-- Exercise details --
When the word "browser" shows up in a line of the data below, copy that whole line.
[[ Material supplied open ]]
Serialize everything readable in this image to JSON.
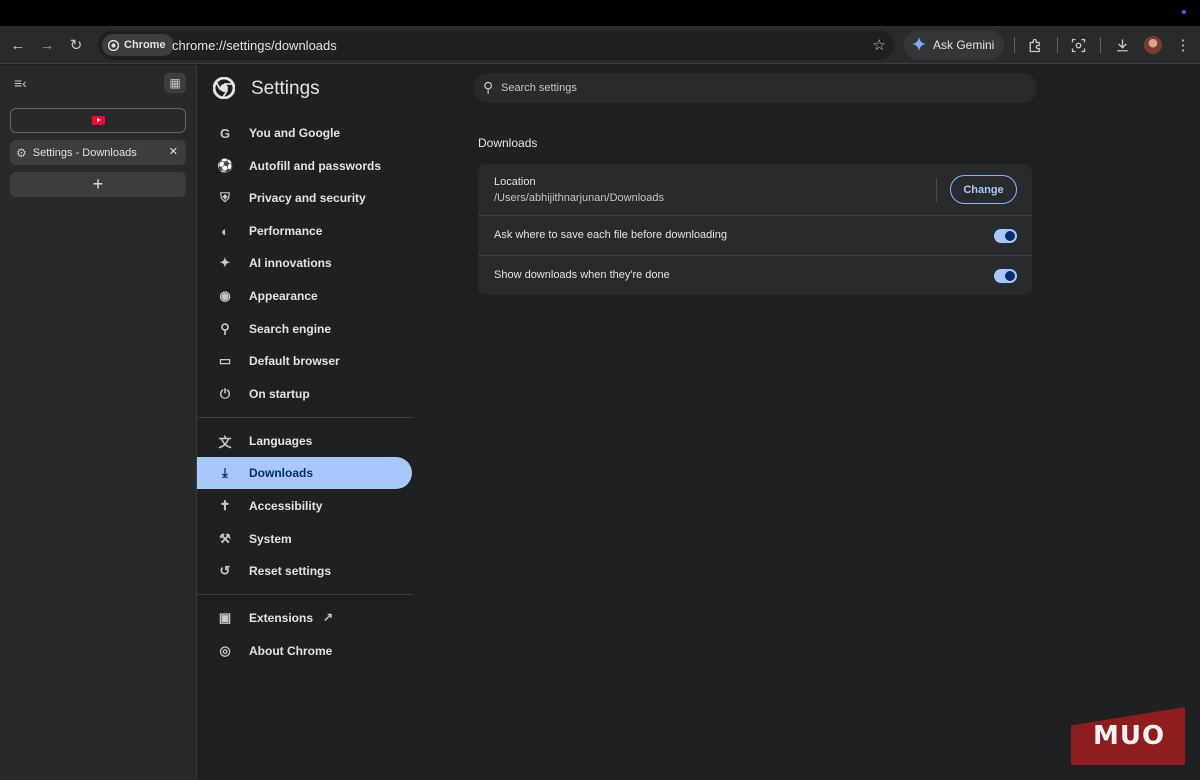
{
  "browser": {
    "chip_label": "Chrome",
    "url": "chrome://settings/downloads",
    "gemini_label": "Ask Gemini"
  },
  "side_panel": {
    "tabs": [
      {
        "title": "",
        "icon": "youtube-icon"
      },
      {
        "title": "Settings - Downloads",
        "icon": "gear-icon"
      }
    ],
    "new_tab_label": "+"
  },
  "settings": {
    "title": "Settings",
    "search_placeholder": "Search settings",
    "nav": [
      {
        "label": "You and Google",
        "icon": "google-icon"
      },
      {
        "label": "Autofill and passwords",
        "icon": "key-icon"
      },
      {
        "label": "Privacy and security",
        "icon": "shield-icon"
      },
      {
        "label": "Performance",
        "icon": "speedometer-icon"
      },
      {
        "label": "AI innovations",
        "icon": "sparkle-icon"
      },
      {
        "label": "Appearance",
        "icon": "palette-icon"
      },
      {
        "label": "Search engine",
        "icon": "search-icon"
      },
      {
        "label": "Default browser",
        "icon": "browser-window-icon"
      },
      {
        "label": "On startup",
        "icon": "power-icon"
      },
      {
        "label": "Languages",
        "icon": "translate-icon"
      },
      {
        "label": "Downloads",
        "icon": "download-icon"
      },
      {
        "label": "Accessibility",
        "icon": "accessibility-icon"
      },
      {
        "label": "System",
        "icon": "wrench-icon"
      },
      {
        "label": "Reset settings",
        "icon": "reset-icon"
      },
      {
        "label": "Extensions",
        "icon": "puzzle-icon"
      },
      {
        "label": "About Chrome",
        "icon": "chrome-icon"
      }
    ],
    "active_item": "Downloads",
    "section_title": "Downloads",
    "location_label": "Location",
    "location_path": "/Users/abhijithnarjunan/Downloads",
    "change_label": "Change",
    "toggles": [
      {
        "label": "Ask where to save each file before downloading",
        "on": true
      },
      {
        "label": "Show downloads when they're done",
        "on": true
      }
    ]
  },
  "watermark": "MUO",
  "colors": {
    "accent": "#a8c7fa",
    "background": "#1f2021",
    "watermark": "#8f1d1d"
  }
}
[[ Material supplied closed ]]
-- Result of this exercise --
  "browser": {
        "label": "Default browser",
        "icon": "browser-window-icon"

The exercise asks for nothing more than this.